Denmark has a broad based and longstanding partnership with Mali drawing on a wide range of instruments – spanning from active diplomatic and political efforts, military contributions, long-term development cooperation, regional stabilisation efforts to humanitarian assistance (cf. box 1). Denmark’s active engagement in Mali’s neighbouring countries Burkina Faso and Niger as well as Danish activities in North Africa (in particular Libya) also have an important impact on the situation in Mali and the Sahel.
Denmark’s efforts are part of a comprehensive international engagement in Mali. A key partner in this regard is the UN´s Multidimensional Integrated Stabilization Mission in Mali (MINUSMA) established in April 2013. With UNSCR 2227 (2015) MINUSMA is mandated to i.a. protect civilians; monitor and supervise ceasefire arrangements; and support the implementation of the peace accord between the Malian parties.

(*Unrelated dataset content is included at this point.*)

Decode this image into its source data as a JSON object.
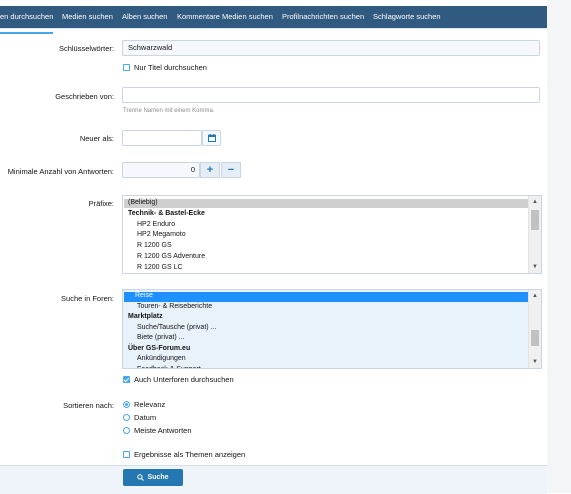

Another key partner is the EU which is the largest donor and provider of training to the Malian security forces. A number of EU Member States are strongly engaged in Mali, particularly France. Denmark will cooperate and align with other international partners in Mali and seek synergies where possible. Denmark will seek to influence multilateral partners, such as the EU, World Bank and UN organisations in line with the principles of this paper and pursue continued partnerships with Danish NGOs. Danish partnerships will be in keeping with Goal 17 “Revitalizing the global partnership for sustainable development” of the United Nation’s 2030 Sustainable Development Agenda.
Denmark had been engaged in Mali for decades when Mali in 2006 became a priority country for Danish long term development assistance. Denmark has been a frontrunner in private sector development and is considered a reliable, innovative and flexible partner, a strong advocate for human rights (including for women), and an active player in the peace and reconciliation process.
Despite a difficult context, Denmark’s partnership with Mali has provided good results with its effective use of a broad range of instruments (cf. box 2). Both during and following the state coup, Denmark successfully managed to rapidly adapt the development cooperation to the changing conditions by restructuring the Danish development engagements from direct relations with the state to collaboration with parastatal organisations, international and Malian civil society organisations. The reorganisation enabled Denmark to remain in Mali throughout the crisis as one of few active development partners, playing its part in re-installing security and constitutional democracy. The future Danish-Malian partnership will build on lessons learned and results achieved since 2010.